|Cooperative Classification||Y10T24/45639, Y10T24/45644, A44B11/2526, Y10T24/45623|
|Sep 20, 1990||AS||Assignment|
Owner name: PACIFIC SCIENTIFIC COMPANY, CALIFORNIA
Free format text: ASSIGNMENT OF ASSIGNORS INTEREST.;ASSIGNOR:BLAIR, TERRY J.;REEL/FRAME:005451/0479
Effective date: 19900920
|Jul 10, 1995||FPAY||Fee payment|
Year of fee payment: 4
|Dec 23, 1999||FPAY||Fee payment|
Year of fee payment: 8
|Jan 7, 2004||REMI||Maintenance fee reminder mailed|
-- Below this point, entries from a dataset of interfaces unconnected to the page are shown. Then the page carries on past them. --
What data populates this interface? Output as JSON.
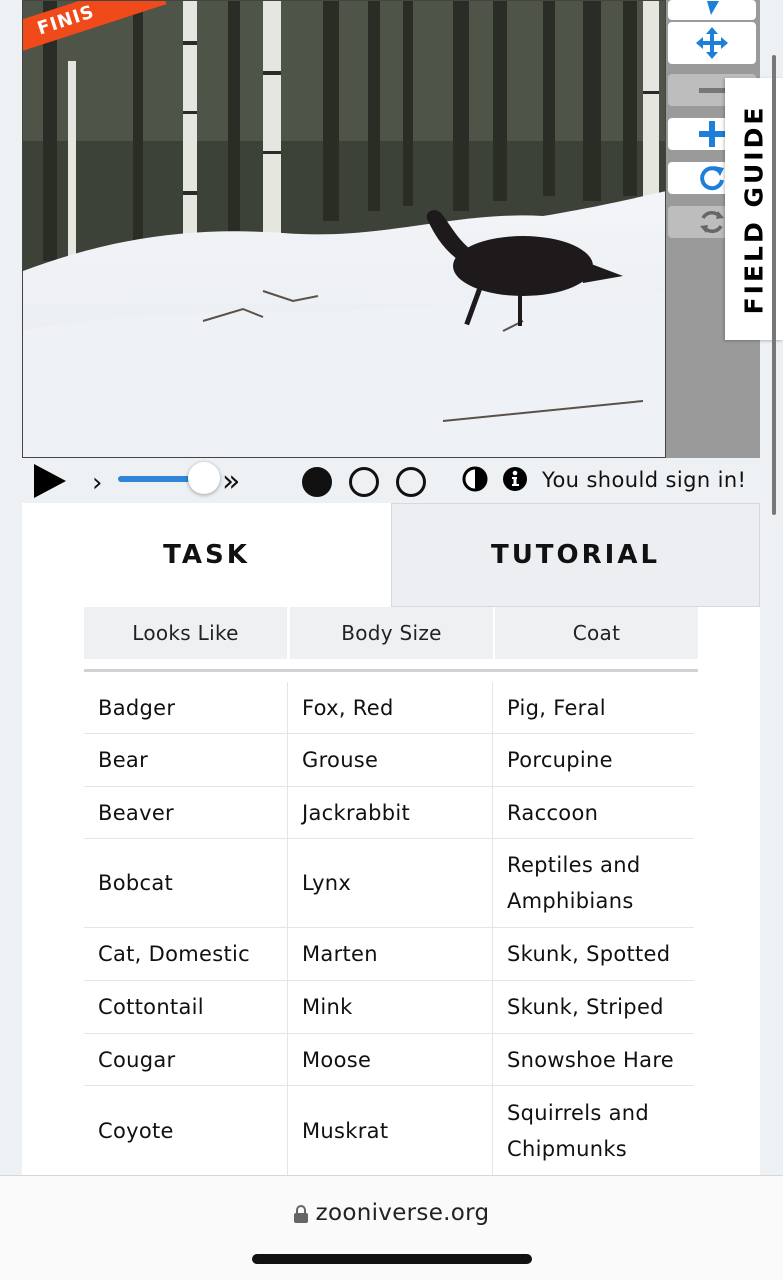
{
  "subject": {
    "banner": "FINIS"
  },
  "toolbar": {
    "tools": [
      "pointer-icon",
      "move-icon",
      "zoom-out-icon",
      "zoom-in-icon",
      "rotate-icon",
      "reset-icon"
    ]
  },
  "field_guide": {
    "label": "FIELD GUIDE"
  },
  "controls": {
    "step_back": "›",
    "fast_forward": "»",
    "frames": 3,
    "active_frame": 1,
    "signin_text": "You should sign in!"
  },
  "tabs": [
    {
      "label": "TASK",
      "active": true
    },
    {
      "label": "TUTORIAL",
      "active": false
    }
  ],
  "filters": [
    "Looks Like",
    "Body Size",
    "Coat"
  ],
  "choices": [
    [
      "Badger",
      "Fox, Red",
      "Pig, Feral"
    ],
    [
      "Bear",
      "Grouse",
      "Porcupine"
    ],
    [
      "Beaver",
      "Jackrabbit",
      "Raccoon"
    ],
    [
      "Bobcat",
      "Lynx",
      "Reptiles and Amphibians"
    ],
    [
      "Cat, Domestic",
      "Marten",
      "Skunk, Spotted"
    ],
    [
      "Cottontail",
      "Mink",
      "Skunk, Striped"
    ],
    [
      "Cougar",
      "Moose",
      "Snowshoe Hare"
    ],
    [
      "Coyote",
      "Muskrat",
      "Squirrels and Chipmunks"
    ]
  ],
  "browser": {
    "url": "zooniverse.org"
  },
  "colors": {
    "accent": "#2f86d8",
    "banner": "#f04a1a",
    "toolbar": "#9a9a9a"
  }
}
|Jun 23, 2004||LAPS||Lapse for failure to pay maintenance fees|
|Aug 17, 2004||FP||Expired due to failure to pay maintenance fee|
Effective date: 20040623